More Research on Creativity and Time Pressure

The research of Harvard University’s Teresa Amabile on the effects of management, and especially time pressure, upon creativity has been cited a number of times here at CR, so it’s good to come across additional research which both confirms it and refines some of the findings.

Keith Sawyer’s Creativity & Innovation blog summarizes (but does not link to) a 2006 study entitled “The Curvilinear Relation Between Experienced Creative Time Pressure and Creativity: Moderating Effects of Openness to Experience and Support for Creativity” . (An 8-page .pdf)

Without giving too much away, The ability to handle time pressure depends upon how open creatives are to experience, and even then there’s a “sweet spot” for the optimal amount of time pressure. Sawyer does a great job summarizing the research. Check it out.


Write when inspired; rest when tired

I came across this post via Daring Fireball, and while it’s from the perspective of a writer and web designer, it applies to any creative-for-pay endeavor. It makes a powerful case for results-based work (the opposite of presenteeism). A must read for any manager of creative sorts.

For a metaphorical approach to this very topic, take a look at Coffee and Creativity.

And  since we’re kind of on a “you can’t rush art” theme here, take a look at Pixar’s “How We Do It“.


Urgency is Poisonous

Wow. Another thought-provoking post over at Signal vs. Noise. And quite a bit of discussion as well. The essence of it is this – most urgency is self-inflicted, negatively impacting both morale and the “product”. The comments are also very insightful. 37Signals certainly challenges the notion that putting in tons of hours is the path to success.

This ties in neatly with a previous post from last June, entitled (Too Much) Time Pressure Affects Creativity.


Creativity and Speed (NOT Time Pressure)
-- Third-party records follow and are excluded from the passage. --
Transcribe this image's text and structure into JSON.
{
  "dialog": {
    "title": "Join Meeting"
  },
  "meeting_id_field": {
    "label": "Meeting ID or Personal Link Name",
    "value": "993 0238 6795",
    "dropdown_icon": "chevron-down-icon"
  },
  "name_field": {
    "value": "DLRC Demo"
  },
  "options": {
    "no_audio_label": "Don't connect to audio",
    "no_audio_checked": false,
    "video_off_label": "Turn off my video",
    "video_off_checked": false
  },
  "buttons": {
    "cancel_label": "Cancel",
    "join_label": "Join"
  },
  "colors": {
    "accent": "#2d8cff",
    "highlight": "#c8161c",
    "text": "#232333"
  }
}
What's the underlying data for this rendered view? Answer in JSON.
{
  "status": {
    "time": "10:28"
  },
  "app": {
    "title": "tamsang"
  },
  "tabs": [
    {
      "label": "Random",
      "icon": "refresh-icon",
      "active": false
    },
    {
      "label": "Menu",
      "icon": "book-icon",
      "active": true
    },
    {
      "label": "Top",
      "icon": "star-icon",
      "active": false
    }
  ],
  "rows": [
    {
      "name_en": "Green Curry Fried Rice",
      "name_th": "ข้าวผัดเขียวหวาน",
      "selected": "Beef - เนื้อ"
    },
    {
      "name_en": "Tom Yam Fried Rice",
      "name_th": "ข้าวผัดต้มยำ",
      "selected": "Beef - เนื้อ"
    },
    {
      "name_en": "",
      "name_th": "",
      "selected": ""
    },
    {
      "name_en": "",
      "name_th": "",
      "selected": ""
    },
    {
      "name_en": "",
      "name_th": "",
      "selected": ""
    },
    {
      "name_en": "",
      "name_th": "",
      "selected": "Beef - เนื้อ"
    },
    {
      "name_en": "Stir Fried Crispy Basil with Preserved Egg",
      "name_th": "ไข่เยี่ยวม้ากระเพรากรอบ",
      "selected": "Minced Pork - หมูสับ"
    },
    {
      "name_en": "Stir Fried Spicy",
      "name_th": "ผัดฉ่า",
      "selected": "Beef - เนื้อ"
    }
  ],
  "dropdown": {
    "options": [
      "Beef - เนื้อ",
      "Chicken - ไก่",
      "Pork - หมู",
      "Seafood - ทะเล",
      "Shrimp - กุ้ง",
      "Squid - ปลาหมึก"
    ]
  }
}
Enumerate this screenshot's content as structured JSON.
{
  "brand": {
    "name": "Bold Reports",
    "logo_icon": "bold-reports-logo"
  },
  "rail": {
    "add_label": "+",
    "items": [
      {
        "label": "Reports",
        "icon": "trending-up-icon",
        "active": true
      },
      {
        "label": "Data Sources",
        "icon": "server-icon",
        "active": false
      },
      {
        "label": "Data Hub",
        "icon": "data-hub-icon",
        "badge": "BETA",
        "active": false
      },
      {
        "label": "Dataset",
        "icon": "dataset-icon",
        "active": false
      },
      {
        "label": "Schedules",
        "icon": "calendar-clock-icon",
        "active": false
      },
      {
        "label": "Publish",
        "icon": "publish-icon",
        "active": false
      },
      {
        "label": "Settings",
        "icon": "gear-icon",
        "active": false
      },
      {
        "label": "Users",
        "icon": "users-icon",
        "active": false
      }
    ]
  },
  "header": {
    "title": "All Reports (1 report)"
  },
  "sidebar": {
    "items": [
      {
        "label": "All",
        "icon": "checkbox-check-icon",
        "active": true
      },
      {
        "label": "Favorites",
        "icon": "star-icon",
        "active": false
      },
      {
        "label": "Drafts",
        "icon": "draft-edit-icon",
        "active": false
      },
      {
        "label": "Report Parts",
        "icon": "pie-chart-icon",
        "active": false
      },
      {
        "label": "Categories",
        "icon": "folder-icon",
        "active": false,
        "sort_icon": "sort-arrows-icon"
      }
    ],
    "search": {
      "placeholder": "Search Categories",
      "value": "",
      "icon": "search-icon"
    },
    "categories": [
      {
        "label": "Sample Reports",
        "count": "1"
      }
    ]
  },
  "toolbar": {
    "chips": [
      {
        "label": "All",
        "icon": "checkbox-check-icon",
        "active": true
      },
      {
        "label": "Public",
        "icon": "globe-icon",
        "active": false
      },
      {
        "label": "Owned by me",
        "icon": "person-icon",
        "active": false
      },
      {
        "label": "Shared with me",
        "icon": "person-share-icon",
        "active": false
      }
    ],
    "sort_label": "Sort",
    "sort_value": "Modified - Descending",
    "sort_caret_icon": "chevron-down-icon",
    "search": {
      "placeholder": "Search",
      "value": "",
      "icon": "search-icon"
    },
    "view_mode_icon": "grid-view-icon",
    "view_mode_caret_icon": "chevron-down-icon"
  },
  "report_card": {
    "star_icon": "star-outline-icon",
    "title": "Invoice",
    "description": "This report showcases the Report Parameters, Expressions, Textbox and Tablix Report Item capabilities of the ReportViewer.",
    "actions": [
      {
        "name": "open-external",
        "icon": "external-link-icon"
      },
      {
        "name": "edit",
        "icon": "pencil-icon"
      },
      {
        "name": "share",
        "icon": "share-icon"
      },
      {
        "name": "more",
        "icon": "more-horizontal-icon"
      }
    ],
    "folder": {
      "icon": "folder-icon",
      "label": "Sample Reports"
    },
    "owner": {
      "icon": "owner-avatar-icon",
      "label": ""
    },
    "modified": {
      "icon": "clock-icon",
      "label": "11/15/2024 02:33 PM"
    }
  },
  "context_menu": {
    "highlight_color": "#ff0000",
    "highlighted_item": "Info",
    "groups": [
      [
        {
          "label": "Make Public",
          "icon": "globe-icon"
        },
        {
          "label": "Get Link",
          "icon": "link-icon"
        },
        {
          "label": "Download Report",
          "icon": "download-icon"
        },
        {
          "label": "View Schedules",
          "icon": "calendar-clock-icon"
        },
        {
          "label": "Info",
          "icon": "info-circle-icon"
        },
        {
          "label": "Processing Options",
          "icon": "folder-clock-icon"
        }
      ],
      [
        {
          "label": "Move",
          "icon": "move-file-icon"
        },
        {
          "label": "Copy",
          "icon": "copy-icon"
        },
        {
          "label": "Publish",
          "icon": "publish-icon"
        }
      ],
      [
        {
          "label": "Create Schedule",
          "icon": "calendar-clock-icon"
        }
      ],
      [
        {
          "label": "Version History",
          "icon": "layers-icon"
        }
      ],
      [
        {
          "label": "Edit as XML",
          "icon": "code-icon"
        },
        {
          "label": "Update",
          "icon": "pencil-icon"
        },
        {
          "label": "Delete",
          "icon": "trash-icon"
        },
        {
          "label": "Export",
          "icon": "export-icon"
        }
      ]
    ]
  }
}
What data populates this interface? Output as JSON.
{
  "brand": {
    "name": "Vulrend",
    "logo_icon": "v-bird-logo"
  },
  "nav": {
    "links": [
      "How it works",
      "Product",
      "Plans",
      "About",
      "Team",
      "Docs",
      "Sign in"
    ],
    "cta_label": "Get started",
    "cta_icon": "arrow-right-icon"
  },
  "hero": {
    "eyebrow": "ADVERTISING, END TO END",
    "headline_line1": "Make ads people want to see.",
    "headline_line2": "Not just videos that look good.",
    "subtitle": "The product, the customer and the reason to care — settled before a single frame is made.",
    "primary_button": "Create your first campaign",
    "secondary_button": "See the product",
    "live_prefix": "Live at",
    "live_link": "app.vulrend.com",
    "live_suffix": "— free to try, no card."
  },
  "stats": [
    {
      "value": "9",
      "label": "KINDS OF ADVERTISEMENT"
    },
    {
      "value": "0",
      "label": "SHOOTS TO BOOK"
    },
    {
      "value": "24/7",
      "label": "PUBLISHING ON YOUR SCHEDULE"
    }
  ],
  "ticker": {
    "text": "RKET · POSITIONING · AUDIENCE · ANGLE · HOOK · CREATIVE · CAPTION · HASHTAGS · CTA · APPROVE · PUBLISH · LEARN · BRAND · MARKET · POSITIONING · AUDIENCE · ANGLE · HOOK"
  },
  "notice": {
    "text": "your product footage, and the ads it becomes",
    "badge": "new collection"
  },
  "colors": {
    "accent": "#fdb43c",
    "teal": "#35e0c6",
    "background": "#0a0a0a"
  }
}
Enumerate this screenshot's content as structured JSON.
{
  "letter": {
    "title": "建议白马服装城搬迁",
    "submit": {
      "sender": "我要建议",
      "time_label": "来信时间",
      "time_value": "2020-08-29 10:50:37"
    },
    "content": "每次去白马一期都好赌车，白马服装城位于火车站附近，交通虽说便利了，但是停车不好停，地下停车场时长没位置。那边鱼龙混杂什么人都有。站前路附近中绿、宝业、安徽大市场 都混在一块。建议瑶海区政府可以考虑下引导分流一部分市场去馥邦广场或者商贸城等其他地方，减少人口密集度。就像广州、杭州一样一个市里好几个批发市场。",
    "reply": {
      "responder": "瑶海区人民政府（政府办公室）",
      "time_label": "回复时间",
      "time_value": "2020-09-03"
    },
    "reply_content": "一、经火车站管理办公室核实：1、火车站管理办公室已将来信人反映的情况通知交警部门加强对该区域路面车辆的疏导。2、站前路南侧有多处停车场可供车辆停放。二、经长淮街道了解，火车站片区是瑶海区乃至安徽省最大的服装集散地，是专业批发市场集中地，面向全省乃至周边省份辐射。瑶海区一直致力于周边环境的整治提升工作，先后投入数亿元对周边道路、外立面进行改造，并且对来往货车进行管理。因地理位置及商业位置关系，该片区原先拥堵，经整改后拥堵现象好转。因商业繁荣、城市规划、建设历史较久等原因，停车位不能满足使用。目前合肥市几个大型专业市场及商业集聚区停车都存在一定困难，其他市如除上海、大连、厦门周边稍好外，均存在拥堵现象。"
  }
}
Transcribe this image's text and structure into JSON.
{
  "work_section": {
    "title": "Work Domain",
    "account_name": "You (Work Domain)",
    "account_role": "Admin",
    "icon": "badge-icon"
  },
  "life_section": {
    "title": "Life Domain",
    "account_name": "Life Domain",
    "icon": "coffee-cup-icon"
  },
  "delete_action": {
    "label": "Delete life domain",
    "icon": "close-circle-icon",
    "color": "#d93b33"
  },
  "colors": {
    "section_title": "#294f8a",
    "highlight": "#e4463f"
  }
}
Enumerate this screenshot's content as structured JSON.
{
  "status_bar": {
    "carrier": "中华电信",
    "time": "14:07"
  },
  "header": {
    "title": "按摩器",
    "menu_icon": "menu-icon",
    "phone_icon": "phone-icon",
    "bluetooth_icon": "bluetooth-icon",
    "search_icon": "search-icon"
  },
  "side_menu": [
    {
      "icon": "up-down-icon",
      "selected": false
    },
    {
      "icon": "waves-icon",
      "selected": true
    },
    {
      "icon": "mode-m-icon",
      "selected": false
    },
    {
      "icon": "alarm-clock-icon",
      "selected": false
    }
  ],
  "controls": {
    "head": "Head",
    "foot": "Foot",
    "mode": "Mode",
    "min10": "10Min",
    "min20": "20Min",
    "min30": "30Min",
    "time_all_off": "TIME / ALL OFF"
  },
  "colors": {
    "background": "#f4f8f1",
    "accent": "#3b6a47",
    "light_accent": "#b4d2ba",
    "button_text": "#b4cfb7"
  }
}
This post from Kathy Sierra’s archives points out a subtle difference from a previous Creative Reaction post from last June, entitled (Too Much) Time Pressure Affects Creativity. In Creativity on Speed, she writes, “One of the best ways to be truly creative–breakthrough creative–is to be forced to go fast. Really, really, really fast From the brain’s perspective, it makes sense that extreme speed can unlock creativity. When forced to come up with something under extreme time constraints, we’re forced to rely on the more intuitive, subconscious parts of our brain. The time pressure can help suppress the logical/rational/critical parts of your brain.” Now she’s the brain expert, so there’s little need for me to comment, except to say that this doesn’t necessarily contradict the research studying time pressure. As she explains, “I’m not talking about the kind of time pressure we get from trying to get real work done under unreasonable deadlines. I’m talking about a specific technique for using speed as a creativity driver.” She then goes on to describe a number of “creativity deathmatches”. Lots of great information and links as well.


(Too Much) Time Pressure Affects Creativity

I found this while digging around the archives of the Harvard Business Review Working Knowledge archives: Time Pressure and Creativity: Why Time is Not on Your Side. The editor interviews Harvard Business School professor Teresa Amabile, who at the time was in the midst of a ten-year study looking at creativity in a corporate setting.

Amabile notes, “Some people are convinced that time pressure stimulates creative thinking, and others are certain it stifles creative thinking.”

She later explains that time pressure is one of many conditions that may have a positive or negative effect. “…the results suggest that, overall, very high levels of time pressure should be avoided if you want to foster creativity on a consistent basis. However, if a time crunch is absolutely unavoidable, managers can try to preserve creativity by protecting people from fragmentation of their work and distractions; they should also give people a sense of being “on a mission,” doing something difficult but important. I don’t think, though, that most people can function effectively in that mode for long periods of time without getting burned out. At the other end of the spectrum, very low time pressure might lull people into inaction; under those conditions, top-management encouragement to be creative—to do something radically new—might stimulate creativity. But, frankly, I don’t think there’s much danger of too little time pressure in most organizations I’ve studied.” So some pressure is actually good.

The interview also provides an explanation as to why people think they are being more creative while under time pressure. “while our participants were giving evidence of less creative thinking on time-pressured days, they reported feeling more creative on those days”. Reality v. perception is always interesting.